*Items from a dataset:*
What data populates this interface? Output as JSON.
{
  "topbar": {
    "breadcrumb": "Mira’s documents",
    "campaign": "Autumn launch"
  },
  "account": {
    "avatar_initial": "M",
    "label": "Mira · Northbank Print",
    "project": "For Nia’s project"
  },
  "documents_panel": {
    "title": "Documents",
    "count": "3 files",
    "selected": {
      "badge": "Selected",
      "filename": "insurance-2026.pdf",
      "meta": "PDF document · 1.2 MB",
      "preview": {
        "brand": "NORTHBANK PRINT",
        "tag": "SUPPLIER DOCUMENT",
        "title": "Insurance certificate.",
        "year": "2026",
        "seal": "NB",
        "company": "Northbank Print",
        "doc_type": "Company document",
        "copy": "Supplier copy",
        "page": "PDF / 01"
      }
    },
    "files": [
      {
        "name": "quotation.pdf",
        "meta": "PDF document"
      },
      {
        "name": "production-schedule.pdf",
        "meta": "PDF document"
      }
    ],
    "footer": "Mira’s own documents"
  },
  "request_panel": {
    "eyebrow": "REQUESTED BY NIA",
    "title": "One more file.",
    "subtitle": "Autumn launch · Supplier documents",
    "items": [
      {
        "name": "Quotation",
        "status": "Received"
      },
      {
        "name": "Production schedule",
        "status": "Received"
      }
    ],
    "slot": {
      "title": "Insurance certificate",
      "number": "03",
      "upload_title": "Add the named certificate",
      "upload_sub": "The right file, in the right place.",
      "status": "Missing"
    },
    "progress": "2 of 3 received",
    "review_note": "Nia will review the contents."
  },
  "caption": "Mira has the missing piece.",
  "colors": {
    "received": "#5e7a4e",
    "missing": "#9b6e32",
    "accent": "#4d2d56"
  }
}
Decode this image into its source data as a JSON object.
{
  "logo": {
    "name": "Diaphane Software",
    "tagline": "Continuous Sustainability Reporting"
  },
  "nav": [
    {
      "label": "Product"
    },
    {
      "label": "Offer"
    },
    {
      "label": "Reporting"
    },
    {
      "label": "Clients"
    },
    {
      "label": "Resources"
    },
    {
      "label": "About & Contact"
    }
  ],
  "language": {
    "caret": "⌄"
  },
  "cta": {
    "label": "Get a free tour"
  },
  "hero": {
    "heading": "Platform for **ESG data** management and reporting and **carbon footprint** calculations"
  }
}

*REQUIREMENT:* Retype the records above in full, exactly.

*RESPONSE AREA:*
What data populates this interface? Output as JSON.
{
  "topbar": {
    "breadcrumb": "Mira’s documents",
    "campaign": "Autumn launch"
  },
  "account": {
    "avatar_initial": "M",
    "label": "Mira · Northbank Print",
    "project": "For Nia’s project"
  },
  "documents_panel": {
    "title": "Documents",
    "count": "3 files",
    "selected": {
      "badge": "Selected",
      "filename": "insurance-2026.pdf",
      "meta": "PDF document · 1.2 MB",
      "preview": {
        "brand": "NORTHBANK PRINT",
        "tag": "SUPPLIER DOCUMENT",
        "title": "Insurance certificate.",
        "year": "2026",
        "seal": "NB",
        "company": "Northbank Print",
        "doc_type": "Company document",
        "copy": "Supplier copy",
        "page": "PDF / 01"
      }
    },
    "files": [
      {
        "name": "quotation.pdf",
        "meta": "PDF document"
      },
      {
        "name": "production-schedule.pdf",
        "meta": "PDF document"
      }
    ],
    "footer": "Mira’s own documents"
  },
  "request_panel": {
    "eyebrow": "REQUESTED BY NIA",
    "title": "One more file.",
    "subtitle": "Autumn launch · Supplier documents",
    "items": [
      {
        "name": "Quotation",
        "status": "Received"
      },
      {
        "name": "Production schedule",
        "status": "Received"
      }
    ],
    "slot": {
      "title": "Insurance certificate",
      "number": "03",
      "upload_title": "Add the named certificate",
      "upload_sub": "The right file, in the right place.",
      "status": "Missing"
    },
    "progress": "2 of 3 received",
    "review_note": "Nia will review the contents."
  },
  "caption": "Mira has the missing piece.",
  "colors": {
    "received": "#5e7a4e",
    "missing": "#9b6e32",
    "accent": "#4d2d56"
  }
}
Decode this image into its source data as a JSON object.
{
  "logo": {
    "name": "Diaphane Software",
    "tagline": "Continuous Sustainability Reporting"
  },
  "nav": [
    {
      "label": "Product"
    },
    {
      "label": "Offer"
    },
    {
      "label": "Reporting"
    },
    {
      "label": "Clients"
    },
    {
      "label": "Resources"
    },
    {
      "label": "About & Contact"
    }
  ],
  "language": {
    "caret": "⌄"
  },
  "cta": {
    "label": "Get a free tour"
  },
  "hero": {
    "heading": "Platform for **ESG data** management and reporting and **carbon footprint** calculations"
  }
}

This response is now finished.